Required action =
Reproduce the full set of records that follow, exactly as shown.

**** Data section

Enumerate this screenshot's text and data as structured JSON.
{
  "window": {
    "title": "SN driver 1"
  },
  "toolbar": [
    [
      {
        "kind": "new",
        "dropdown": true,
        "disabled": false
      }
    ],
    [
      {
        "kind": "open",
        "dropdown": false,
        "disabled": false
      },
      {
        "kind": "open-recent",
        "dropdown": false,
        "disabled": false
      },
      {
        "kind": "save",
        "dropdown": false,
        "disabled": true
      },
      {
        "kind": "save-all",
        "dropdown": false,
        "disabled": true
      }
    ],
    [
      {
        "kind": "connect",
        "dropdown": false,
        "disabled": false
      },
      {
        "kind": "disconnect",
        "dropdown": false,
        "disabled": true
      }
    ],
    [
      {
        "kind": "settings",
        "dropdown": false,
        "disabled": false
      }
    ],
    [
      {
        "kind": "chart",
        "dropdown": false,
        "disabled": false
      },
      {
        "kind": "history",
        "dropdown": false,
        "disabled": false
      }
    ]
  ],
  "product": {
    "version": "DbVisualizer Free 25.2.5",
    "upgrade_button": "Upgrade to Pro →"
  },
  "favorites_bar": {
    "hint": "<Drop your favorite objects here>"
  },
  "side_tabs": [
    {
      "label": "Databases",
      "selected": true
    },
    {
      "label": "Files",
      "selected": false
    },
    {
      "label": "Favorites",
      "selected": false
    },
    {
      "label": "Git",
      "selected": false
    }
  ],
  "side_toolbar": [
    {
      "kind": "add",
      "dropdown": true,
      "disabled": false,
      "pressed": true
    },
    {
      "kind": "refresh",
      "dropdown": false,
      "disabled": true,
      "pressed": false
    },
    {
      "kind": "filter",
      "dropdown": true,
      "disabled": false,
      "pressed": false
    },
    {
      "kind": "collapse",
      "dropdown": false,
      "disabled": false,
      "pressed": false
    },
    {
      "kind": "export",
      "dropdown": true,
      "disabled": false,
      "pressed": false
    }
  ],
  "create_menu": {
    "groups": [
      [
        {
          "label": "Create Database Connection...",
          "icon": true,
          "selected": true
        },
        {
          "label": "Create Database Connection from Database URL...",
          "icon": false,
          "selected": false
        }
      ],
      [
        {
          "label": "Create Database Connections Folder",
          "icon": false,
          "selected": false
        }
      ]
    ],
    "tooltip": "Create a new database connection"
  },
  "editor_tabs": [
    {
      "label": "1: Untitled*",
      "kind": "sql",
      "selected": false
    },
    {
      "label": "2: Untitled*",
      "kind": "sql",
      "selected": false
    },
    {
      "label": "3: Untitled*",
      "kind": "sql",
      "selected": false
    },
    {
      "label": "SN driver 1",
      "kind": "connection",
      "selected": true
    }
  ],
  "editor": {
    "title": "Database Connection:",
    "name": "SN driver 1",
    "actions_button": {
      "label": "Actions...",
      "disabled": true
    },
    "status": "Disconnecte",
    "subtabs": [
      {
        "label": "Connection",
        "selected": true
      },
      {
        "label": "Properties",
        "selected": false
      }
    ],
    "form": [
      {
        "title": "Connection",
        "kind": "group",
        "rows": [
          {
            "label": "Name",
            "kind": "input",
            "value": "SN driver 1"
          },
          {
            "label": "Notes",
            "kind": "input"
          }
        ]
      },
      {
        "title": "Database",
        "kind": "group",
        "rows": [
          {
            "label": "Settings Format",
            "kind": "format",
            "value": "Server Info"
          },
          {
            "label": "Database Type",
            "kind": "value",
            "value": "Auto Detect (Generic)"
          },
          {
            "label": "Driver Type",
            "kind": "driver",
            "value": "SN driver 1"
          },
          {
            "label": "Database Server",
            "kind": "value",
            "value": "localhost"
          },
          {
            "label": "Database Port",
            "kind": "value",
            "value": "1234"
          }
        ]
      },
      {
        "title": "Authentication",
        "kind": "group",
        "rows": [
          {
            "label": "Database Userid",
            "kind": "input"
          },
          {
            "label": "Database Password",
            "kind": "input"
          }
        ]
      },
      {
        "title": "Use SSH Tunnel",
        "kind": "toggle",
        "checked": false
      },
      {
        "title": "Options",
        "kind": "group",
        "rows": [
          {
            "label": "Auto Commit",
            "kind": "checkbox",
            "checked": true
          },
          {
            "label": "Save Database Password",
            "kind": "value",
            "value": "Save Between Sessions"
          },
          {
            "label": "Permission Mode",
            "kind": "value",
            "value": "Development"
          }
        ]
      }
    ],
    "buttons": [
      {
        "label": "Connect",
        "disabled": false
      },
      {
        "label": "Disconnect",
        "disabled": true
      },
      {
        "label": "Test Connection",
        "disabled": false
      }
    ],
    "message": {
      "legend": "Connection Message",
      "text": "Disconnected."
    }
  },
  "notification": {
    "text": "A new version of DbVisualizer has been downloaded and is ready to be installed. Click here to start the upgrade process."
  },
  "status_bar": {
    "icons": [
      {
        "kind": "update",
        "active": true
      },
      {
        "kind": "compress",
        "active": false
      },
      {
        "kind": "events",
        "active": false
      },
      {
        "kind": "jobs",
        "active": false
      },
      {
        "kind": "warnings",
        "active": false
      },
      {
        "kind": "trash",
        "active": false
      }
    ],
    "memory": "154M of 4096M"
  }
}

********

Answer to this exercise =
Enumerate this screenshot's text and data as structured JSON.
{
  "window": {
    "title": "SN driver 1"
  },
  "toolbar": [
    [
      {
        "kind": "new",
        "dropdown": true,
        "disabled": false
      }
    ],
    [
      {
        "kind": "open",
        "dropdown": false,
        "disabled": false
      },
      {
        "kind": "open-recent",
        "dropdown": false,
        "disabled": false
      },
      {
        "kind": "save",
        "dropdown": false,
        "disabled": true
      },
      {
        "kind": "save-all",
        "dropdown": false,
        "disabled": true
      }
    ],
    [
      {
        "kind": "connect",
        "dropdown": false,
        "disabled": false
      },
      {
        "kind": "disconnect",
        "dropdown": false,
        "disabled": true
      }
    ],
    [
      {
        "kind": "settings",
        "dropdown": false,
        "disabled": false
      }
    ],
    [
      {
        "kind": "chart",
        "dropdown": false,
        "disabled": false
      },
      {
        "kind": "history",
        "dropdown": false,
        "disabled": false
      }
    ]
  ],
  "product": {
    "version": "DbVisualizer Free 25.2.5",
    "upgrade_button": "Upgrade to Pro →"
  },
  "favorites_bar": {
    "hint": "<Drop your favorite objects here>"
  },
  "side_tabs": [
    {
      "label": "Databases",
      "selected": true
    },
    {
      "label": "Files",
      "selected": false
    },
    {
      "label": "Favorites",
      "selected": false
    },
    {
      "label": "Git",
      "selected": false
    }
  ],
  "side_toolbar": [
    {
      "kind": "add",
      "dropdown": true,
      "disabled": false,
      "pressed": true
    },
    {
      "kind": "refresh",
      "dropdown": false,
      "disabled": true,
      "pressed": false
    },
    {
      "kind": "filter",
      "dropdown": true,
      "disabled": false,
      "pressed": false
    },
    {
      "kind": "collapse",
      "dropdown": false,
      "disabled": false,
      "pressed": false
    },
    {
      "kind": "export",
      "dropdown": true,
      "disabled": false,
      "pressed": false
    }
  ],
  "create_menu": {
    "groups": [
      [
        {
          "label": "Create Database Connection...",
          "icon": true,
          "selected": true
        },
        {
          "label": "Create Database Connection from Database URL...",
          "icon": false,
          "selected": false
        }
      ],
      [
        {
          "label": "Create Database Connections Folder",
          "icon": false,
          "selected": false
        }
      ]
    ],
    "tooltip": "Create a new database connection"
  },
  "editor_tabs": [
    {
      "label": "1: Untitled*",
      "kind": "sql",
      "selected": false
    },
    {
      "label": "2: Untitled*",
      "kind": "sql",
      "selected": false
    },
    {
      "label": "3: Untitled*",
      "kind": "sql",
      "selected": false
    },
    {
      "label": "SN driver 1",
      "kind": "connection",
      "selected": true
    }
  ],
  "editor": {
    "title": "Database Connection:",
    "name": "SN driver 1",
    "actions_button": {
      "label": "Actions...",
      "disabled": true
    },
    "status": "Disconnecte",
    "subtabs": [
      {
        "label": "Connection",
        "selected": true
      },
      {
        "label": "Properties",
        "selected": false
      }
    ],
    "form": [
      {
        "title": "Connection",
        "kind": "group",
        "rows": [
          {
            "label": "Name",
            "kind": "input",
            "value": "SN driver 1"
          },
          {
            "label": "Notes",
            "kind": "input"
          }
        ]
      },
      {
        "title": "Database",
        "kind": "group",
        "rows": [
          {
            "label": "Settings Format",
            "kind": "format",
            "value": "Server Info"
          },
          {
            "label": "Database Type",
            "kind": "value",
            "value": "Auto Detect (Generic)"
          },
          {
            "label": "Driver Type",
            "kind": "driver",
            "value": "SN driver 1"
          },
          {
            "label": "Database Server",
            "kind": "value",
            "value": "localhost"
          },
          {
            "label": "Database Port",
            "kind": "value",
            "value": "1234"
          }
        ]
      },
      {
        "title": "Authentication",
        "kind": "group",
        "rows": [
          {
            "label": "Database Userid",
            "kind": "input"
          },
          {
            "label": "Database Password",
            "kind": "input"
          }
        ]
      },
      {
        "title": "Use SSH Tunnel",
        "kind": "toggle",
        "checked": false
      },
      {
        "title": "Options",
        "kind": "group",
        "rows": [
          {
            "label": "Auto Commit",
            "kind": "checkbox",
            "checked": true
          },
          {
            "label": "Save Database Password",
            "kind": "value",
            "value": "Save Between Sessions"
          },
          {
            "label": "Permission Mode",
            "kind": "value",
            "value": "Development"
          }
        ]
      }
    ],
    "buttons": [
      {
        "label": "Connect",
        "disabled": false
      },
      {
        "label": "Disconnect",
        "disabled": true
      },
      {
        "label": "Test Connection",
        "disabled": false
      }
    ],
    "message": {
      "legend": "Connection Message",
      "text": "Disconnected."
    }
  },
  "notification": {
    "text": "A new version of DbVisualizer has been downloaded and is ready to be installed. Click here to start the upgrade process."
  },
  "status_bar": {
    "icons": [
      {
        "kind": "update",
        "active": true
      },
      {
        "kind": "compress",
        "active": false
      },
      {
        "kind": "events",
        "active": false
      },
      {
        "kind": "jobs",
        "active": false
      },
      {
        "kind": "warnings",
        "active": false
      },
      {
        "kind": "trash",
        "active": false
      }
    ],
    "memory": "154M of 4096M"
  }
}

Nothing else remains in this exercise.